[[ Listed records open ]]

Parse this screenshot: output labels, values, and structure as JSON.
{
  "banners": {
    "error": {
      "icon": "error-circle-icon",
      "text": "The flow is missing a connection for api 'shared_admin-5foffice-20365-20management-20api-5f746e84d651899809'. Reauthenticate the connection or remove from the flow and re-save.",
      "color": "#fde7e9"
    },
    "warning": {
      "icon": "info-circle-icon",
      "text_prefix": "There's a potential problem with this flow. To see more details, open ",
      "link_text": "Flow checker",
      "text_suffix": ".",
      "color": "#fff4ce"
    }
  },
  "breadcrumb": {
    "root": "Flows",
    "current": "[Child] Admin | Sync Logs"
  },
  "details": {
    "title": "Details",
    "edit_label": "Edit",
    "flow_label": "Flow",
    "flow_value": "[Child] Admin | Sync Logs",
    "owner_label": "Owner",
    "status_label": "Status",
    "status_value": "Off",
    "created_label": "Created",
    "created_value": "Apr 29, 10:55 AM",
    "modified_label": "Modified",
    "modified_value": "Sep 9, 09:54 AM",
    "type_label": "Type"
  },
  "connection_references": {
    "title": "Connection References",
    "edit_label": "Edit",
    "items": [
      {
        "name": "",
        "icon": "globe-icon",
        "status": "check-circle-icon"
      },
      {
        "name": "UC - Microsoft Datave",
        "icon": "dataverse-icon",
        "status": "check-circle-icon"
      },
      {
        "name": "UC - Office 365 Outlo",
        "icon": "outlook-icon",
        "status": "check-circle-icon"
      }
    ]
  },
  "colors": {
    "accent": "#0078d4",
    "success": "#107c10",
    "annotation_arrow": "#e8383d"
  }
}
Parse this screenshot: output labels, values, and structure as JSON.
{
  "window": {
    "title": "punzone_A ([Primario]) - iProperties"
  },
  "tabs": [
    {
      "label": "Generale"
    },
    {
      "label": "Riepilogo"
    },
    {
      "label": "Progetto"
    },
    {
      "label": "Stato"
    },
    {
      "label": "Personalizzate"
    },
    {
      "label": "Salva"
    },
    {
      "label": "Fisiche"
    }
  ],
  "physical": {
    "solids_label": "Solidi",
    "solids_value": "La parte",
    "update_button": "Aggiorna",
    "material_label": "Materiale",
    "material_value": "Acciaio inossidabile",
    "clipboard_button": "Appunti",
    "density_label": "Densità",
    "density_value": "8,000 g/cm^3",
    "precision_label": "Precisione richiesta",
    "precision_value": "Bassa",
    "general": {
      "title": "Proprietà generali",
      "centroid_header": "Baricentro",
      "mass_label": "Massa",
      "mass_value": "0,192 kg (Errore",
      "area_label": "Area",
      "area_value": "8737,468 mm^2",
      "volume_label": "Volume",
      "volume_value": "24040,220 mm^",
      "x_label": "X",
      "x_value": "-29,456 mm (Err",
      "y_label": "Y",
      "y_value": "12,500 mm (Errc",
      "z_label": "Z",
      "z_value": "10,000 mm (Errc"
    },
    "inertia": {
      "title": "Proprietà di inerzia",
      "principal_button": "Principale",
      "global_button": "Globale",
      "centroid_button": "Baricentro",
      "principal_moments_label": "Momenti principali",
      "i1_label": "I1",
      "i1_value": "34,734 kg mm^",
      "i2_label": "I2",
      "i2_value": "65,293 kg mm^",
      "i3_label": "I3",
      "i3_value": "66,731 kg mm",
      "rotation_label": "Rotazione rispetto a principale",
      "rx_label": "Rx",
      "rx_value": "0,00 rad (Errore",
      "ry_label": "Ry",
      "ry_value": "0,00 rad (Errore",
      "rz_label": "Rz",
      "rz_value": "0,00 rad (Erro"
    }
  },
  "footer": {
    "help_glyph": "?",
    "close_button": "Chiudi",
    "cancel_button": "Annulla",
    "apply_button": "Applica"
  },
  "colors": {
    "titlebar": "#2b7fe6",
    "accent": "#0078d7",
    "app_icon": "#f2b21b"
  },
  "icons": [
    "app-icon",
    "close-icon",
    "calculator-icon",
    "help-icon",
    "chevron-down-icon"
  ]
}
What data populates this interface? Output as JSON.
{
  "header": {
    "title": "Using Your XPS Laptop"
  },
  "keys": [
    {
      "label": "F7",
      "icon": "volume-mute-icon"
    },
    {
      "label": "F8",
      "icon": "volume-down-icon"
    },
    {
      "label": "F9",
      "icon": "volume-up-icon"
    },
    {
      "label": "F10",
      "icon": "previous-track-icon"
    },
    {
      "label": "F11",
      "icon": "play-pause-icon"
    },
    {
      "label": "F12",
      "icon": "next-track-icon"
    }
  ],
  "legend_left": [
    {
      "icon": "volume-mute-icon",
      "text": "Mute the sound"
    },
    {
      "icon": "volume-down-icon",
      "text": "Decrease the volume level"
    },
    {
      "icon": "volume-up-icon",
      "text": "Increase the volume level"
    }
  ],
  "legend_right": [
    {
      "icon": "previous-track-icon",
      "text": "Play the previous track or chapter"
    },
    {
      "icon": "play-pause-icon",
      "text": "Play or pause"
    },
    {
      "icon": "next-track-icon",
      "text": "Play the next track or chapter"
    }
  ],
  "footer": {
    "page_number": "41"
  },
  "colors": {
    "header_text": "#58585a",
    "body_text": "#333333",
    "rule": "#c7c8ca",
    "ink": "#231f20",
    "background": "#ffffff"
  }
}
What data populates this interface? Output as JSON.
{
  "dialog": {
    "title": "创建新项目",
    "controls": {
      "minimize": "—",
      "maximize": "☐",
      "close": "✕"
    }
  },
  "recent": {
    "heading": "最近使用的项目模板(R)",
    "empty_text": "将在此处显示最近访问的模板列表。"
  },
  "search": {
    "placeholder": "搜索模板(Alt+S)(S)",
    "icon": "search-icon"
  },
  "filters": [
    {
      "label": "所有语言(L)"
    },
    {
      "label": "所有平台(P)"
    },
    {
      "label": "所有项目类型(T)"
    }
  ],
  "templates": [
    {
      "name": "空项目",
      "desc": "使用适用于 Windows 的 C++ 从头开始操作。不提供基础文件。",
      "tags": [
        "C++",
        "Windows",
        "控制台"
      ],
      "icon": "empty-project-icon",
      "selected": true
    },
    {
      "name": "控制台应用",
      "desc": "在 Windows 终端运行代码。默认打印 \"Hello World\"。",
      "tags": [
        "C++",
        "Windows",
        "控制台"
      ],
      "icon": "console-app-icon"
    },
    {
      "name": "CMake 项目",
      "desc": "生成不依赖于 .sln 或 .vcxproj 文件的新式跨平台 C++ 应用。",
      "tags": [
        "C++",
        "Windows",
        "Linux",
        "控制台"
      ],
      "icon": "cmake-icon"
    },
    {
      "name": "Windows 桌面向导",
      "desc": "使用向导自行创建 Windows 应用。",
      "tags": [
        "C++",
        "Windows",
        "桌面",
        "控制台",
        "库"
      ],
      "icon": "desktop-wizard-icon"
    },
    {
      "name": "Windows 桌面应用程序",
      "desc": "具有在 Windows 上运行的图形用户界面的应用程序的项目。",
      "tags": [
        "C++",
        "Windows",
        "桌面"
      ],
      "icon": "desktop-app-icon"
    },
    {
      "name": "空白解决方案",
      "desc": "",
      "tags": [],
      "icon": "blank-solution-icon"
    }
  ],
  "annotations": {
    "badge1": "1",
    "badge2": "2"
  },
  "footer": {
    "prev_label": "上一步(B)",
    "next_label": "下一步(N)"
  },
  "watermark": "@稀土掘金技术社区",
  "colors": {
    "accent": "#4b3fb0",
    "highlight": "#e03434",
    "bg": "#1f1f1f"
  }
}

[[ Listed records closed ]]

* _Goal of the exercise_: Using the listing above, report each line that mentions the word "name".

* _Finished task_:
        "name": "",
        "name": "UC - Microsoft Datave",
        "name": "UC - Office 365 Outlo",
      "name": "空项目",
      "name": "控制台应用",
      "name": "CMake 项目",
      "name": "Windows 桌面向导",
      "name": "Windows 桌面应用程序",
      "name": "空白解决方案",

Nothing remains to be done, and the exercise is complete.